Indonesian green groups on Thursday accused the world’s third-largest paper producer Asia Pulp & Paper of again breaking its promise to stop clearing natural forests and peatlands in the country.
APP in February announced that it had stopped using logs from Indonesia’s natural forests after years of campaigning by Greenpeace that lost the firm major clients, including Barbie-maker Mattel and food giant Kraft.
But a coalition of environmental groups in West Kalimantan province on Borneo and WWF Indonesia said two APP suppliers, Asia Tani Persada and Daya Tani Kalbar, were still clearing natural forests and building deep canals on peatlands.
“Our observations from the field showed that forest and peatland clearing with heavy machinery are still taking place in the concession of two APP suppliers,” Ian Hilman of WWF Indonesia told AFP.
“In the end we doubt (the firm’s commitment). Is it a matter of merely showing a good face or do they really want to make a change?” Hilman said.
APP said Thursday the suppliers in question had “strongly indicated” they were not in breach of the company’s policy, adding that the likely cause is overlapping land-use boundaries with other companies and it was now verifying data, maps and information on the ground.
“In the spirit of transparency, we will publish our findings and response to (the green groups) as soon as the verification process is completed,” APP said in an emailed statement to AFP.
Anton Wijaya of Friends of Earth Indonesia (Walhi) West Kalimantan said: “We call on global buyers of pulp and paper to remain sceptical and await independent verification by independent NGOs… before making any new purchasing decisions.”

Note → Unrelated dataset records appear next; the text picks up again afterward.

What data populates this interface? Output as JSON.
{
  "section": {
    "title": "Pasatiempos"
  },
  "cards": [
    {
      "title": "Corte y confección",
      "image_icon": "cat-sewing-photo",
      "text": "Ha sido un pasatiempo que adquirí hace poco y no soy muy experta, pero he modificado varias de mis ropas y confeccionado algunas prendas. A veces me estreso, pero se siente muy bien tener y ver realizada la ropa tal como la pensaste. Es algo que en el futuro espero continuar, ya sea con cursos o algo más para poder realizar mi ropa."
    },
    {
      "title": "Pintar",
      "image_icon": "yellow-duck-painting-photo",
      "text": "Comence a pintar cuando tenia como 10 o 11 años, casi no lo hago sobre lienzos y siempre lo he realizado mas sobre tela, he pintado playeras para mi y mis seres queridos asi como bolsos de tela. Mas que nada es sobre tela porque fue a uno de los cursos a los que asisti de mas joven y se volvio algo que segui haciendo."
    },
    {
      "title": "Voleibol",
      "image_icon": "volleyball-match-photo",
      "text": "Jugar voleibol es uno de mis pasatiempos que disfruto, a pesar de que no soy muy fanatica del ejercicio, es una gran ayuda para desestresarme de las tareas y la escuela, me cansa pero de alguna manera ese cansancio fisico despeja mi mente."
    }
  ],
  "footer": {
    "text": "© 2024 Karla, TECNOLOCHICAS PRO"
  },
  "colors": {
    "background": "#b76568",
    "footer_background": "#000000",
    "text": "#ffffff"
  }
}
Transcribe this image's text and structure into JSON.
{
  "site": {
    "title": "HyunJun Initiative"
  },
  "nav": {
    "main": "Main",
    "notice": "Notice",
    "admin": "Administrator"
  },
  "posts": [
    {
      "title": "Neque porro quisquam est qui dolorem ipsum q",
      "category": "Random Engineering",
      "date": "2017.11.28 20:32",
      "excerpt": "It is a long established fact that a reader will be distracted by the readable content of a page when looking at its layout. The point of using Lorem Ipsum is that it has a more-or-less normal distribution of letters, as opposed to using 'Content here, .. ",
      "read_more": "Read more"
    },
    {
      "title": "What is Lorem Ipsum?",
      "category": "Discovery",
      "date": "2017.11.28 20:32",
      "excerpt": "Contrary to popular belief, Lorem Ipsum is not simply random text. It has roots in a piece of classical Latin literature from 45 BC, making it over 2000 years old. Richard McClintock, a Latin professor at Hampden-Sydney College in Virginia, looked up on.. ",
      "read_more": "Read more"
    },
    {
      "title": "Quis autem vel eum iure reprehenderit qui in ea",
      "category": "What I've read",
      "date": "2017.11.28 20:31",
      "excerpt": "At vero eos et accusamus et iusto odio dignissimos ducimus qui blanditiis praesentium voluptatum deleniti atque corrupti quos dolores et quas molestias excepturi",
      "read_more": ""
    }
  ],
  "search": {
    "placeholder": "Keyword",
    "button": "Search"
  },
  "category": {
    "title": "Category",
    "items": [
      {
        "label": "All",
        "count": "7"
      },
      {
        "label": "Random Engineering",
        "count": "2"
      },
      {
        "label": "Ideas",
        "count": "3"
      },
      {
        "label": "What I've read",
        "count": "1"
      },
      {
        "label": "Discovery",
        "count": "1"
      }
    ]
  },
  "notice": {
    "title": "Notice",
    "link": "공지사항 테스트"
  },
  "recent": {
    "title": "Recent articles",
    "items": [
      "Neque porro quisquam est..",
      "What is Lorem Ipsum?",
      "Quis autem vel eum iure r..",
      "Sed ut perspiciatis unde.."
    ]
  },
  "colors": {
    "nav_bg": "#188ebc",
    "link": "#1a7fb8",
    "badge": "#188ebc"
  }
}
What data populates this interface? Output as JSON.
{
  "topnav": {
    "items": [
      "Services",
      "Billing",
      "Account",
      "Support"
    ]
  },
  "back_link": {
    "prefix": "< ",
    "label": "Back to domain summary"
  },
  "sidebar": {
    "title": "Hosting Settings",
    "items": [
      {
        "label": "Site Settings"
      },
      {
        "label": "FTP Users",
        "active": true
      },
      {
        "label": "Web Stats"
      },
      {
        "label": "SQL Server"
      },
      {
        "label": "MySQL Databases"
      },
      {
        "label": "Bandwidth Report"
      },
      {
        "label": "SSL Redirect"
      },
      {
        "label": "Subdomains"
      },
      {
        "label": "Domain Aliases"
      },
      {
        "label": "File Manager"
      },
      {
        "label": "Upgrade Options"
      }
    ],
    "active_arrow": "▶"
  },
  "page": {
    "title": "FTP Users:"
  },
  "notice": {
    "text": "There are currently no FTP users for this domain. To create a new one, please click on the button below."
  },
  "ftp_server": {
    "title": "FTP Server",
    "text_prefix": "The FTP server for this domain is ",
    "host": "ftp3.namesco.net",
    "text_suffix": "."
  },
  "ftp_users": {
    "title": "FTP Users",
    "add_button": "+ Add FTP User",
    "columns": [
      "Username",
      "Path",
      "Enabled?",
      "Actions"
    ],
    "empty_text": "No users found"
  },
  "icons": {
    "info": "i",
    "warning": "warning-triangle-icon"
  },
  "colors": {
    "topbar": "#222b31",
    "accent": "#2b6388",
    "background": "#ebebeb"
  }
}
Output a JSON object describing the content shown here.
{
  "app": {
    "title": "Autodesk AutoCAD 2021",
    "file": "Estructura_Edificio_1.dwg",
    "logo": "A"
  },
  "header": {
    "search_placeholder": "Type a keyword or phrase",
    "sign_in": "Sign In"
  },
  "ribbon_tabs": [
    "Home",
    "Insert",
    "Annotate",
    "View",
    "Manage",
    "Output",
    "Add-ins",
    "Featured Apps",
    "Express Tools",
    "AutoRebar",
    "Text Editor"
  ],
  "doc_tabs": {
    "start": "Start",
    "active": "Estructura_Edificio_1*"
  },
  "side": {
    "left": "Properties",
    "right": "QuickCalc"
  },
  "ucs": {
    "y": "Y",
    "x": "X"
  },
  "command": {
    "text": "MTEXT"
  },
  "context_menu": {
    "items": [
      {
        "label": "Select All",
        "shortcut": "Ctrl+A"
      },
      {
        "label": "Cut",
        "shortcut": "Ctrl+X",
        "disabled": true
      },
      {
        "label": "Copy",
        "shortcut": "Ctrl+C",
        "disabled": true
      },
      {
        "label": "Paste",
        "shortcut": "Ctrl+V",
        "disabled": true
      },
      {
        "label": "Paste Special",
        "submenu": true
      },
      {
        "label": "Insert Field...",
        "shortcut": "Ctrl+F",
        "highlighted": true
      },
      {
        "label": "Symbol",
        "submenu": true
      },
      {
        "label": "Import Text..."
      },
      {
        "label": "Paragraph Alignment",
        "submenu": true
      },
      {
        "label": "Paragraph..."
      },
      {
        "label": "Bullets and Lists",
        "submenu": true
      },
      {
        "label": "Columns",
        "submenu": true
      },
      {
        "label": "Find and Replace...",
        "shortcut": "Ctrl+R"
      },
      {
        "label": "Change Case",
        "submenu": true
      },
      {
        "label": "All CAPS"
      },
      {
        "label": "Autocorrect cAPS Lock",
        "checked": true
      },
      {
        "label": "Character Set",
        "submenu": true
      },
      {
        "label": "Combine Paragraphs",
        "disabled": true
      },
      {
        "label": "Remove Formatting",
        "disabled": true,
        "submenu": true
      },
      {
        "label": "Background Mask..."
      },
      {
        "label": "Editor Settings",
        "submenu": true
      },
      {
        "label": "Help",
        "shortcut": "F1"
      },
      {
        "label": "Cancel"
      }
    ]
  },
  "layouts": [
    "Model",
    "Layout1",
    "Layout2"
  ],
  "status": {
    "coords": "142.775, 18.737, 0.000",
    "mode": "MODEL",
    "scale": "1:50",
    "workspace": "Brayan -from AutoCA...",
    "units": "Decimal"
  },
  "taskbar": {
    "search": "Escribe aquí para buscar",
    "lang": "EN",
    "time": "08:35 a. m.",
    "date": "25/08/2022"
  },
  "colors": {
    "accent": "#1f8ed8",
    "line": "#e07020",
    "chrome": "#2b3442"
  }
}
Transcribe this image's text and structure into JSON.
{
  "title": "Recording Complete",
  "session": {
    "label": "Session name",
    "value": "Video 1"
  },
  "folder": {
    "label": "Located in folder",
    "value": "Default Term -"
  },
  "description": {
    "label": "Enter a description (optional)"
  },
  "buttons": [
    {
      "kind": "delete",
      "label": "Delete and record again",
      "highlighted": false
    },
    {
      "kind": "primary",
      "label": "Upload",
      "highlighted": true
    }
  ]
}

The groups raised doubts over APP’s commitment after the company failed to carry out similar initiatives in the past, including a 2003 agreement with WWF to protect high-conservation-value forests over an initial 12-year period.
WWF cancelled the agreement in 2004, saying the company had failed to make any progress on its commitment.
APP produces over 18 million tonnes of pulp, paper and related products annually, the firm said.
Deforestation accounts for 70 percent of carbon emissions in Indonesia, the world’s third-biggest emitter, according to UN data.